West Hollywood's move to ban gender specific toilets welcomed by transgender community

The area was described as a 'jewel within the LGBT community' as the city council passed the measure

Tim Walker
Wednesday 14 January 2015 19:48 GMT
Washington DC passed a similar law in 2006
Washington DC passed a similar law in 2006

It’s goodbye to the stick-man – and to the stick-woman. A Los Angeles suburb has introduced a measure demanding that single-stall loos in businesses, restaurants and public places be designated gender-neutral.

The law, which takes effect in West Hollywood on Thursday, requires that loos must not be limited by signage, design or toilet fixtures to be used by people of a specific sex or gender.

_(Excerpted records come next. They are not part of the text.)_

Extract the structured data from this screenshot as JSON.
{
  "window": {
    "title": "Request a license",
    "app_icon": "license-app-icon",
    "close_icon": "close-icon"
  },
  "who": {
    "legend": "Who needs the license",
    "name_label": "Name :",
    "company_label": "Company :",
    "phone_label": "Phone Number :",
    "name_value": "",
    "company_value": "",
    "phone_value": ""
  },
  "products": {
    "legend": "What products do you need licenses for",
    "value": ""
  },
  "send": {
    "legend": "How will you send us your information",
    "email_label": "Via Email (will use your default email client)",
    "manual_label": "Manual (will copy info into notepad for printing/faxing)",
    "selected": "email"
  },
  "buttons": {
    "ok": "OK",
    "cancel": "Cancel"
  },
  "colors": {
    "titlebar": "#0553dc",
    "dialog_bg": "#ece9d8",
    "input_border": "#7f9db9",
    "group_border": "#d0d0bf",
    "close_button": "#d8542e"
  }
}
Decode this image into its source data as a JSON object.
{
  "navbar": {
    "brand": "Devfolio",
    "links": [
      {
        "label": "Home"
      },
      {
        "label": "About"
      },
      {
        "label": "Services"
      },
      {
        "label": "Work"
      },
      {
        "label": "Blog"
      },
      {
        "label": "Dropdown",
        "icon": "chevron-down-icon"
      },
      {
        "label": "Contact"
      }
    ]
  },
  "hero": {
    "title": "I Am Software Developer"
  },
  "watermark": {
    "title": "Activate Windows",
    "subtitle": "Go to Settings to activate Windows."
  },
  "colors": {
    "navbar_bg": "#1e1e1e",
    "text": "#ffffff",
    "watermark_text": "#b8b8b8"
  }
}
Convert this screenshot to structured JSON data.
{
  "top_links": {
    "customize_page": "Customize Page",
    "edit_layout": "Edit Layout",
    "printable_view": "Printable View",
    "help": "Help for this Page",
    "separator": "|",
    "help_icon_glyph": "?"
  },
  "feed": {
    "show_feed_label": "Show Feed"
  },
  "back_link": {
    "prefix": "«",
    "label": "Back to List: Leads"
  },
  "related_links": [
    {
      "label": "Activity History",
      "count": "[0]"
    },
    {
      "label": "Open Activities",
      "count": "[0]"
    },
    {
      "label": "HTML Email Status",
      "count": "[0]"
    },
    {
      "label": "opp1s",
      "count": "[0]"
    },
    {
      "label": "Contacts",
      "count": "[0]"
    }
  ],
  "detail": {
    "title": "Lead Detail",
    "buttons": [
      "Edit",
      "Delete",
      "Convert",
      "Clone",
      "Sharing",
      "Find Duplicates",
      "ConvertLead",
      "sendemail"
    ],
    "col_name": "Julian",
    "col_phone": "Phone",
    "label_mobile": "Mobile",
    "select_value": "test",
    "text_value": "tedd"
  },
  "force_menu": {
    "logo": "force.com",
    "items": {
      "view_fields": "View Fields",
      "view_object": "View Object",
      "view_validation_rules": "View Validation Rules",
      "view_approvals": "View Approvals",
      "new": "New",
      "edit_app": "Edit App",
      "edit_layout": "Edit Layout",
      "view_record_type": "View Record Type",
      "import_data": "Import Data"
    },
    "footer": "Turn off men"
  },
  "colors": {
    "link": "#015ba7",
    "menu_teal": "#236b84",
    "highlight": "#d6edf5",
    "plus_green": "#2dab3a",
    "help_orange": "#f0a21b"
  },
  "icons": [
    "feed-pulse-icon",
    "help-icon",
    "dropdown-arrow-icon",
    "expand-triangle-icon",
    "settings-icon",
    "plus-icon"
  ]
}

The new rules apply only to single-stall “restrooms”, not to those with multiple stalls and fixtures.

West Hollywood, known locally as “WeHo”, has a large gay and transgender population, and its council members voted in favour of the measure in June 2014. “Gender-specific restrooms can be unwelcoming and potentially unsafe for many people whose gender identity falls outside of traditional gender norms,” city leaders said in a statement, adding that the law would also benefit “people with disabilities or with personal attendants, people with children of a different gender, and... the many people who have waited in line for a gender-specific restroom when a restroom for a gender for which they don’t identify remained empty.”

New businesses must adhere to the new regulations immediately, while existing businesses, restaurants and public toilet facilities have 60 days to replace the traditional stick-figures with gender-neutral signage, and to ensure their restrooms are accessible to everyone.

Gender-specific loos have proven uncomfortable and even dangerous for transgender people in the past. According to the Los Angeles Times, at the West Hollywood council meeting where the new law was passed, Drian Juarez, a member of the city’s Transgender Advisory Board, referred to a 2010 attack on a transgender graduate student in a California State University loo in Long Beach. The student was shoved into a stall and had the word “it” carved onto his chest.

Juarez described West Hollywood as a “jewel within the LGBT community” as the city council passed the measure. Last year, the city council formally condemned Ugandan President Yoweri Museveni for signing his country’s controversial anti-homosexuality bill. And in 2013, WeHo bar owners publicly poured away bottles of Stolichnaya vodka to protest the introduction of anti-gay legislation in Russia.

Officials have said that they hope other cities will adopt comparable legislation regarding toilet facilities. Washington DC passed a similar law in 2006. Last year, a measure was passed in Philadelphia requiring new or refurbished city buildings to include gender-neutral loos, while the chairman of Multnomah County, Oregon – which includes much of the city of Portland – issued an executive order mandating gender-neutral toilet facilities in all county buildings. More than 150 US universities also have gender-neutral loos, according to figures from the Stonewall Centre at the University of Massachusetts, Amherst.

Another law was passed in San Francisco this week allowing petrol stations to offer unisex toilet facilities for customers. In 1986 the city adopted an ordinance requiring petrol stations to provide separate loos for men and women. The Board of Supervisors unanimously approved the amendment on Tuesday. The new regulations will allow petrol station owners to save money and free up space, while also offering gender-neutral facilities.

Join our commenting forum

Join thought-provoking conversations, follow other Independent readers and see their replies


Thank you for registering

Please refresh the page or navigate to another page on the site to be automatically logged inPlease refresh your browser to be logged in